Top of SOURCE MATERIAL
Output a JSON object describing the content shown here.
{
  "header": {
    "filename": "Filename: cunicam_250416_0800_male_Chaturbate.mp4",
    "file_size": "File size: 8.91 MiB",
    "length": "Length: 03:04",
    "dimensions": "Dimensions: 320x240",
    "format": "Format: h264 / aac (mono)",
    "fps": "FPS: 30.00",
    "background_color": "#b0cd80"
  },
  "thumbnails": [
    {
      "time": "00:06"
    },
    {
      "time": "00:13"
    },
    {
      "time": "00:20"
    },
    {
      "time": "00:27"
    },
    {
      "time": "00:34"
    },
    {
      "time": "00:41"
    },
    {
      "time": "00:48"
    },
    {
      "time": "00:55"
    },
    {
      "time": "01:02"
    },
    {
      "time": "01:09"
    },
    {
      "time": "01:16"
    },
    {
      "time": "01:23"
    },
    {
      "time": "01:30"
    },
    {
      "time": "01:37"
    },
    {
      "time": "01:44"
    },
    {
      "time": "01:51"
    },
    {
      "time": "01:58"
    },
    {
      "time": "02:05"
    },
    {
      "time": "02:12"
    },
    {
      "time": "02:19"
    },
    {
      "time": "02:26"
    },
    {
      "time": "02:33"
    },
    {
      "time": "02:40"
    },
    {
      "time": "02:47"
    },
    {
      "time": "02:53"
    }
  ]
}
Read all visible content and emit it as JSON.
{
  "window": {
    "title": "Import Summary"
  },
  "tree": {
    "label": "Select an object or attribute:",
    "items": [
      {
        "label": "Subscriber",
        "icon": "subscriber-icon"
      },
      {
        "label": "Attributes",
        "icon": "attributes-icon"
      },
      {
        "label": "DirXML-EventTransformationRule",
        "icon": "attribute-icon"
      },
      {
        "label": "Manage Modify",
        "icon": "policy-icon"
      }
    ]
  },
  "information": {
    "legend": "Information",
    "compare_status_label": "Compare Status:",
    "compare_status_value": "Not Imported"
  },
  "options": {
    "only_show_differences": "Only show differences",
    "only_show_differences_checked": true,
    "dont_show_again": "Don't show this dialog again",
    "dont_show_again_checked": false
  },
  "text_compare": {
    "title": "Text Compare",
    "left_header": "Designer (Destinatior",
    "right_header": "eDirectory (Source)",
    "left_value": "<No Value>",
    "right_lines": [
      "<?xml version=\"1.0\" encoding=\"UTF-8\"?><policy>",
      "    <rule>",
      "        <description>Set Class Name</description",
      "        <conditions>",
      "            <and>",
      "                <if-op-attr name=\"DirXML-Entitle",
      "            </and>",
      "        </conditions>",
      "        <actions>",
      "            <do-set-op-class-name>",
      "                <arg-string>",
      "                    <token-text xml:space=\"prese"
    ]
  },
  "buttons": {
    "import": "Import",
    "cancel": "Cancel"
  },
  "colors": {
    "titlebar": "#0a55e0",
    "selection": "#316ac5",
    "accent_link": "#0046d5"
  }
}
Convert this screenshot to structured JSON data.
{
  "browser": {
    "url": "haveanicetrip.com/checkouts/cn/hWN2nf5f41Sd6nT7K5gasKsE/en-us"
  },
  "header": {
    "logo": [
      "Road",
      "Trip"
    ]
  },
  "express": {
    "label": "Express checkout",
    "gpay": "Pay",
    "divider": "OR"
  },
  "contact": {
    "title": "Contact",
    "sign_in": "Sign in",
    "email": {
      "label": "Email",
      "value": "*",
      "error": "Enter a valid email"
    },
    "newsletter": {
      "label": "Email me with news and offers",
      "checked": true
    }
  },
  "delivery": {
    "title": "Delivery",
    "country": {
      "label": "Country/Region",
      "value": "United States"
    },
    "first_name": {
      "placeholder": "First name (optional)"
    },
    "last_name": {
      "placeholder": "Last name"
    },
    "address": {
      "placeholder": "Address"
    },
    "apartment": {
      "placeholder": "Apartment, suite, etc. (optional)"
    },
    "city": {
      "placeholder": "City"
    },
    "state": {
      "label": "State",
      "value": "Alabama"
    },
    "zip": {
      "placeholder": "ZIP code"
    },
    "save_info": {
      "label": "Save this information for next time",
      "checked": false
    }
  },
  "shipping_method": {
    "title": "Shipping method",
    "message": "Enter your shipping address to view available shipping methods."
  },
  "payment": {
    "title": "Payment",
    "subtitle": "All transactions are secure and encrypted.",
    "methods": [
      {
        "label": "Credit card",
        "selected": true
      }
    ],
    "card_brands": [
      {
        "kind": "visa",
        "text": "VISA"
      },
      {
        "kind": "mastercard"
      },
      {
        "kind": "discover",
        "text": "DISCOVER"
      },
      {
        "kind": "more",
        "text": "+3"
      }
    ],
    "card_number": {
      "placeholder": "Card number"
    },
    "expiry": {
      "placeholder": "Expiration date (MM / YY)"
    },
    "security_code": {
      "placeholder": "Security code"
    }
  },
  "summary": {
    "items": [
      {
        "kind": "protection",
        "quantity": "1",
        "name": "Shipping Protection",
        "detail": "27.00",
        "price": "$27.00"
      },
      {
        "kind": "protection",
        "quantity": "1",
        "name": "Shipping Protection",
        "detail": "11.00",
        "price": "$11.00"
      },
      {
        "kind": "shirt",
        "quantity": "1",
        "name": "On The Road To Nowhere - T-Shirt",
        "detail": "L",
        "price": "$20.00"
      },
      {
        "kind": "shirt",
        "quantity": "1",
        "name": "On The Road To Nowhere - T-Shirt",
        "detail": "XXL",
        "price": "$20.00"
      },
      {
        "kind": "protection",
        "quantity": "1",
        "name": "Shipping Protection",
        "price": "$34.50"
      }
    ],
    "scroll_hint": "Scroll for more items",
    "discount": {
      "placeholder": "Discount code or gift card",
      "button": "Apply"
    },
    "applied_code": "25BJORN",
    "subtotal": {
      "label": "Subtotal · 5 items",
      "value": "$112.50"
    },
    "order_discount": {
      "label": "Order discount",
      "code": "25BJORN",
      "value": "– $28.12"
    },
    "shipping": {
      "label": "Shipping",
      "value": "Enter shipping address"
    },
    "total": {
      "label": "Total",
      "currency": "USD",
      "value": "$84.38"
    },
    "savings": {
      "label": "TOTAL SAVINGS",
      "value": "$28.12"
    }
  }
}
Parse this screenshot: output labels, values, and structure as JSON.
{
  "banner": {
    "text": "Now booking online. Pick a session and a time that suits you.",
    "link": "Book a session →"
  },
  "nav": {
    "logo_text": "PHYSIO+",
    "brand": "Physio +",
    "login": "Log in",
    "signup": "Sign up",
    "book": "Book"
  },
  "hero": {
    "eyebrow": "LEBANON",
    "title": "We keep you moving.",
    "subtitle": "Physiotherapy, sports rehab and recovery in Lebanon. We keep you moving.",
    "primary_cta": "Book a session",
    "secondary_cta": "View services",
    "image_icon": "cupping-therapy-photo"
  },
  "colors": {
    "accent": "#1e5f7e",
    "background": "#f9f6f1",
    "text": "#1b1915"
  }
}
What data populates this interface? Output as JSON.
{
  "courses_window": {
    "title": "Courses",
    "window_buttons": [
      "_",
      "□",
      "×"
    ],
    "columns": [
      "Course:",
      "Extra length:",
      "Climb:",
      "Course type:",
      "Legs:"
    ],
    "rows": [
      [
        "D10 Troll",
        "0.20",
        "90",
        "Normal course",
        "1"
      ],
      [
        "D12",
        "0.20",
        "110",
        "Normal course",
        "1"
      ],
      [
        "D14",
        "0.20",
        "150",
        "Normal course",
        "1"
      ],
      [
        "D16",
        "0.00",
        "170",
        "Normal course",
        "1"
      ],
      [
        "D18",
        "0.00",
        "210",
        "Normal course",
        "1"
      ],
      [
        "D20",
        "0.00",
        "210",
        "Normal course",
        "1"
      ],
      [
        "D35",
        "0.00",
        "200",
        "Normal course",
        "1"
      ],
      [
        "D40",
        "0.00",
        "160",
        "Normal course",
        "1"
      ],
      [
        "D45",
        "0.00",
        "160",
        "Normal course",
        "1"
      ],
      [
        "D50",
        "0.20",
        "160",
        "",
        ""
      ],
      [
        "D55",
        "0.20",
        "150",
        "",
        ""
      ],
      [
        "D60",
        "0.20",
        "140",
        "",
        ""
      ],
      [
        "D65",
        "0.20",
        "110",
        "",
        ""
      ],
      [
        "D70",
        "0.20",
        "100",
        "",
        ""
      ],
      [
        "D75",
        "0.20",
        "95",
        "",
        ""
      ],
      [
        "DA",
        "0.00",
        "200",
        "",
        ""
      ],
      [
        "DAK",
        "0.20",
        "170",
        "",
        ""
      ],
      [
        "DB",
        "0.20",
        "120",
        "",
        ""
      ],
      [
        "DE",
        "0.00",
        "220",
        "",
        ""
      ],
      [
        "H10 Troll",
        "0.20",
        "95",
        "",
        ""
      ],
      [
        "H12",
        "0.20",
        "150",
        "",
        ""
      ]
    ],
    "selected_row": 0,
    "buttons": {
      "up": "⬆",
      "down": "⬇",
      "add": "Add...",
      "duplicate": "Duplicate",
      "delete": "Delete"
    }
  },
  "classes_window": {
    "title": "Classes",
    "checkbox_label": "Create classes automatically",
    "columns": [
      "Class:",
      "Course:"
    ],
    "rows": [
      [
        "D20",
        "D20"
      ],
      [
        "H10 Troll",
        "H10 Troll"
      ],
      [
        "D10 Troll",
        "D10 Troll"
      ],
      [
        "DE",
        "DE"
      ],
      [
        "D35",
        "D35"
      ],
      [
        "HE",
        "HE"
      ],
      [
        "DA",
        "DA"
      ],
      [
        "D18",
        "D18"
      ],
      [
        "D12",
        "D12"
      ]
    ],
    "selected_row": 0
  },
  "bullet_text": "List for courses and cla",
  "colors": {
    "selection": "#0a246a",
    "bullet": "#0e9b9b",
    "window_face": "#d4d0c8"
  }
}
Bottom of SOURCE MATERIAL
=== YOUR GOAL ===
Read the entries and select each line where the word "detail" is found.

=== ANSWER SPACE ===
        "detail": "27.00",
        "detail": "11.00",
        "detail": "L",
        "detail": "XXL",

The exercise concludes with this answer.